Berlin, the 10. August 1895
I do not know whether you received my last letter which I sent from here about a week ago. I will repeat my address, just in case: Berlin, Moabit, Flensburgerstrasse, 12II (bei Frau Kurreick) Herrn W. Ulianoff.
I am fixed up here very well—a few steps away from me is the Tiergarten (a splendid park, the best and biggest in Berlin), the Spree, where I bathe every day, and a station of the urban railway. There is a railway here that traverses the whole town (above the streets). The trains run every five minutes, so it is easy for me to go “to town” (Moabit, where I am living, is actually considered a suburb).
The only bad thing is the language—I understand far less conversational German than French. The pronunciation of the Germans is so unlike what I am accustomed to that I do not even understand public speeches, although in France I understood practically everything in such speeches from the very outset.
The day before yesterday I was at the theatre; they played Hauptmann’s The Weavers. Although I had read the whole play beforehand in order to be able to follow it, I could not catch all the phrases. Still, I am not discouraged and only regret that I have too little time to study the language thoroughly.
Regards to all,
Yours, V. U.
So it seems like Lenin’s first visit to Berlin centered around struggling with the German language and reading up in the library. Exciting times indeed.

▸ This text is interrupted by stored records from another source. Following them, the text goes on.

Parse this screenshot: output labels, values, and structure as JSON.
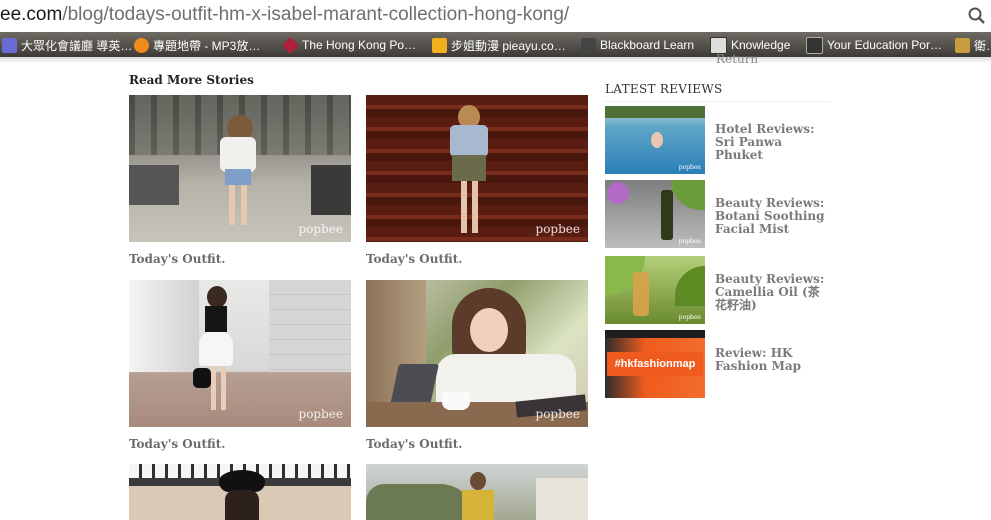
{
  "browser": {
    "url_host": "ee.com",
    "url_path": "/blog/todays-outfit-hm-x-isabel-marant-collection-hong-kong/",
    "bookmarks": [
      {
        "label": "大眾化會議廳 導英…",
        "icon_color": "#6b6bd6"
      },
      {
        "label": "專題地帶 - MP3放…",
        "icon_color": "#f08a1d"
      },
      {
        "label": "The Hong Kong Po…",
        "icon_color": "#b0203a"
      },
      {
        "label": "步姐動漫 pieayu.co…",
        "icon_color": "#f2b01b"
      },
      {
        "label": "Blackboard Learn",
        "icon_color": "#444444"
      },
      {
        "label": "Knowledge",
        "icon_color": "#dddddd"
      },
      {
        "label": "Your Education Por…",
        "icon_color": "#333333"
      },
      {
        "label": "衛…",
        "icon_color": "#c99c3c"
      }
    ]
  },
  "peek_text": "Return",
  "read_more": {
    "title": "Read More Stories",
    "watermark": "popbee",
    "stories": [
      {
        "caption": "Today's Outfit."
      },
      {
        "caption": "Today's Outfit."
      },
      {
        "caption": "Today's Outfit."
      },
      {
        "caption": "Today's Outfit."
      }
    ]
  },
  "latest_reviews": {
    "title": "LATEST REVIEWS",
    "items": [
      {
        "title": "Hotel Reviews: Sri Panwa Phuket"
      },
      {
        "title": "Beauty Reviews: Botani Soothing Facial Mist"
      },
      {
        "title": "Beauty Reviews: Camellia Oil (茶花籽油)"
      },
      {
        "title": "Review: HK Fashion Map",
        "thumb_label": "#hkfashionmap"
      }
    ],
    "thumb_watermark": "popbee"
  }
}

The Alte Bibliothek survived right up until the end of 1944 -1945, when it was almost completely destroyed by aerial bombing. After the war ended, only segments of the facade had survived. The library lay in ruins until it was “restored” by the East German government in 1968. Interestingly enough, the facade was rebuilt in its original splendor (only removing a few symbols of the Prussian monarchy) – but the inside was built according to the “taste” of the late 60s.
The building was handed over to the Humboldt University in 1969, which then housed the section for Marxism-Communism. The East German government wanted to leave a lasting memory in honor of Lenin’s studies, so they hired the artist Frank Glaser to create a glass mosaic window in the newly renamed “Leninsaal”.

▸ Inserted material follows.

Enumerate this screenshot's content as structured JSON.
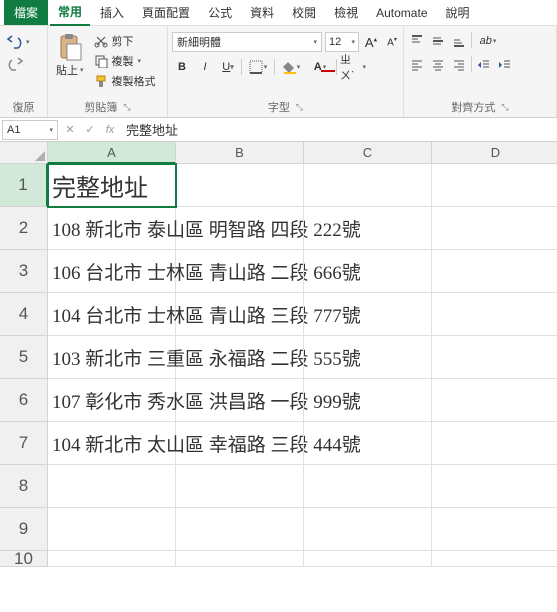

A glass mosaic for the Leninsaal
The window depicts Lenin pouring over his books, talking to workers, intellectuals and soldiers, marching with workers while holding the red flag of socialism, and it depicts him in a larger than life fashion pointing the way forward. As always Marx and Engels decorate the background. A plaque was also placed at the entrance of the hall commemorating the fact that Lenin worked and studied here in 1895.
Lenin statues, portraits and plaques were a primary target after the fall of the wall. It seems like the East Germans didn’t quite build up the same devotion to the soviet revolutionary leader as their russian brothers. Someone removed the plaque in front of the hall quietly and quickly in 1990 – its whereabouts remain unknown to this day.
The window though survived the people’s purge of socialist symbols. Lenin now keeps watch over the students and occasional visitors, waiting for the next revolution. Funnily enough, the Alte Bibliotheke now houses the Law Faculty of the Humboldt University, educating young lawyers just like it did in 1895.
During the day, it is impossible to spot Lenin in the glass window from the outside – the (light) contrast is too strong. Hence why most people who wander past the Bebelplatz dont spot the revolutionary leader. But as soon as the sun sets, Lenin is illuminated by the lighting from the inside.
If you wait just a little bit longer, the illumination of the Alte Bibliothek is turned off (during the winter months it seems like this is around 6PM) while the lights inside are still turned on. Then you get the best view of Lenin in Berlin. For those a bit more curious: You can also enter the Alte Bibliothek in Berlin and peek inside the former Leninsaal and get a good glimpse of the window from the inside.
If you have found a hankering for Lenin, you should head up further north to the city of Schwerin, which is host to the last public Lenin statue in Germany.
Berlin’s Secret Lenin Address
Juristische Fakultät der Humboldt-Universität zu Berlin
Pingback:The last depictions of Karl Marx in Berlin
Pingback:Germanys last Lenin
Pingback:The Lenin Bust of Fürstenberg | Urban Exploring Brandenburg